Iron City Wood’s New Equipment Automates Pallet Recycling Process

YOUNGSTOWN, Ohio – Iron City Wood Products Inc. has a new addition that will allow the pallet recycling company to sort and cut 20,000 boards per shift, all to specified sizes. 

Tina Yanssens, who co-owns the third-generation family business with her husband, DJ, said their new Badger saw, a $600,000 investment, is the first of several in a series that can be put together to help optimize operations and increase efficiency and safety for workers.

The business celebrated the new equipment with a ribbon-cutting ceremony Thursday.

“This is in honor of my dad, Dave Muslovski, and his vision. And I’m proud to carry on his legacy, and I’m glad the third generation is here to keep on working,” Tina Yanssens said.

Her mother, Denise Muslovski, who co-founded the company with her father and serves as the president, was on hand for the launch of the business’s newest initiative toward a more automated future.

Iron City Wood Products moved to its current location, 900 Albert St., about a decade ago, expanding its capabilities of recycling and building pallets, which helps the industry remain waste free.

The Badger saw sorts the requested boards into bins according to size after they are cut.

Although there was not a lot of employee error in the past, D.J. Yanssen said the new machine helps make sure employees waste less wood and all the sizes needed to make custom pallets are created. And while the vast majority of pallets made across the country are one size, he said 75% to 80% of the pallets made at Iron City Wood Products are custom sizes.

When employees manually determine that a wooden pallet can’t be placed into inventory or repaired, it can now be taken apart by the machine and processed.

Using a laser scanner, the machine is capable of determining the size of a board and optimizing how to best cut it into a new size based on the needs of the pallet that builders program in each morning. Several sizes can be requested each day.

Once the boards are cut, the machine then conveys them to where it sorts them into bins by size. Those bins are then moved by a forklift operator and stored until needed to create new pallets.

D.J. Yanssens said stacking and banding the wood allows it to be sold as is to other pallet makers or used by the company when an order calls for it. Iron City Wood also heat treats some of its pallets when necessary, and a lot of the pallets are shipped overseas.

The start of the process of taking apart broken pallets for recycling.

Tina Yanssens said the plant is operating with one shift and employs 50 people. The new equipment, recently purchased from Alliance Automation in Van Wert, Ohio, gives Iron City Wood the capability of processing two and a half times what it used to do with six saws. And it can decrease wood waste by 10%, she said.

Employees will have to do less lifting and fewer repetitive motions, which should lead to better safety.

Whatever is left over also is used, D.J. Yanssens said, by processing it into mulch that can be stained black, brown or red or left natural and sold to local landscapers in bulk.
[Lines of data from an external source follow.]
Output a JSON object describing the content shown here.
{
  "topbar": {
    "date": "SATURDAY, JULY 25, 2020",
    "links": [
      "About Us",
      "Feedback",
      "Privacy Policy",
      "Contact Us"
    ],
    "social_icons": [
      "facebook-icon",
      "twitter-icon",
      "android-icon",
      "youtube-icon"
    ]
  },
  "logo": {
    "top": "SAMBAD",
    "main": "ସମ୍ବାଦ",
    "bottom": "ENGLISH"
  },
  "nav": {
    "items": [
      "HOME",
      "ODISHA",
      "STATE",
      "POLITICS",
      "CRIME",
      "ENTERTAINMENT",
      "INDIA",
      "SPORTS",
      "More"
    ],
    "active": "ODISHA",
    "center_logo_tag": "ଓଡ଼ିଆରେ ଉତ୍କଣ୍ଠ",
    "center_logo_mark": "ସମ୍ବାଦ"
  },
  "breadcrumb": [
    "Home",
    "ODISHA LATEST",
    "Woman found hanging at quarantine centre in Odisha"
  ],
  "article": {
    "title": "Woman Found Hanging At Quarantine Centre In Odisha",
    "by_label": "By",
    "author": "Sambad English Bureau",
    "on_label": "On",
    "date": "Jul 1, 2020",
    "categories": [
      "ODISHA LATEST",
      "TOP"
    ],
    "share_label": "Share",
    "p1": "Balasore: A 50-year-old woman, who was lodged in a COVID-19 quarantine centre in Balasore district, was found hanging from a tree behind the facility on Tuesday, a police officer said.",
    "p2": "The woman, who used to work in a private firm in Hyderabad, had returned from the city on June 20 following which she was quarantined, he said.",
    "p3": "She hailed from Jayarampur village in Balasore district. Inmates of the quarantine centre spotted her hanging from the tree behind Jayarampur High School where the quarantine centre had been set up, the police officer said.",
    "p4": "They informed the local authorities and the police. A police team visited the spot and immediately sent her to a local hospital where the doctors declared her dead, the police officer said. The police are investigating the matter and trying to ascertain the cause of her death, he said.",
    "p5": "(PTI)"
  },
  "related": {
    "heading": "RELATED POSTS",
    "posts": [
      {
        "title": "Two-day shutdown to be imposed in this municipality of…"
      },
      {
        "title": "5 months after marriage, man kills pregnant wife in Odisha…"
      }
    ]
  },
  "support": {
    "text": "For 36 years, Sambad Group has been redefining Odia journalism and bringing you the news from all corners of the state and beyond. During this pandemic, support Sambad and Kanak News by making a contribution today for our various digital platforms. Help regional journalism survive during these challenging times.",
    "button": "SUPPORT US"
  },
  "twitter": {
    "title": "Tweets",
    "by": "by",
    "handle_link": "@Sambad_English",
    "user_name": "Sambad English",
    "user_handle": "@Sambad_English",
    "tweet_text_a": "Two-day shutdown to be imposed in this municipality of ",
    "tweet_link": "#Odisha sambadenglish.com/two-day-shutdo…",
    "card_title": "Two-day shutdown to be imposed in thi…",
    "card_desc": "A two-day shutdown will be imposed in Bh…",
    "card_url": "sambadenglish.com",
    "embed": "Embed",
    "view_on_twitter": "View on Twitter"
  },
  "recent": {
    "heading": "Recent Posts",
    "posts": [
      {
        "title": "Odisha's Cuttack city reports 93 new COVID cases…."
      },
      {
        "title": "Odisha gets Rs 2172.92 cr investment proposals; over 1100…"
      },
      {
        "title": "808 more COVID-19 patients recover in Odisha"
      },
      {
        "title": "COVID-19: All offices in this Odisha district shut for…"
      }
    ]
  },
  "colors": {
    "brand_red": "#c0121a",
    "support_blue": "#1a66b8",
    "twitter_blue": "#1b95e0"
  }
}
Even the nails found in some boards are collected by a machine during the mulching process and scrapped at a metal recycler nearby.

The company aims for zero waste.

Nothing is wasted at Iron City Wood Products, as leftover, unusable pieces of wood are ground into mulch, sometimes dyed and sold wholesale to landscapers. The same machine sorts out the nails, which are sold to a metal recycler.

The Yanssens and employees are still learning all the capabilities of the new equipment. Tina Yanssens said they anticipate there will be continuous training for the next couple of months. Two representatives from Alliance Automation were on hand during the ribbon-cutting to help employees learn and fine-tune the machine.

Once it is operating at full capacity, she believes the company will hire more saw operators and pallet builders, allowing them to be more productive.

Pictured at top: From left are Brandon Yanssens, the owners’ son and part-time employee; Kayla Muslovski, the owners’ niece; DJ Yanssens, co-owner; Tina Yanssens, co-owner; Denise Muslovski, co-founder and president; Danielle Cope, the owners’ daughter; Tucker Cope III, the owners’ son-in-law and safety and production coordinator; and Andrew Yanssens, the owners’ son and project manager.

Copyright 2024 The Business Journal, Youngstown, Ohio.